Items from an interface collection:
________
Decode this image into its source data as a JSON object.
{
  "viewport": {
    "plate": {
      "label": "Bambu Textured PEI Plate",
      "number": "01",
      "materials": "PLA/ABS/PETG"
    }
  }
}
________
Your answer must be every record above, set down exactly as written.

# Task response
Decode this image into its source data as a JSON object.
{
  "viewport": {
    "plate": {
      "label": "Bambu Textured PEI Plate",
      "number": "01",
      "materials": "PLA/ABS/PETG"
    }
  }
}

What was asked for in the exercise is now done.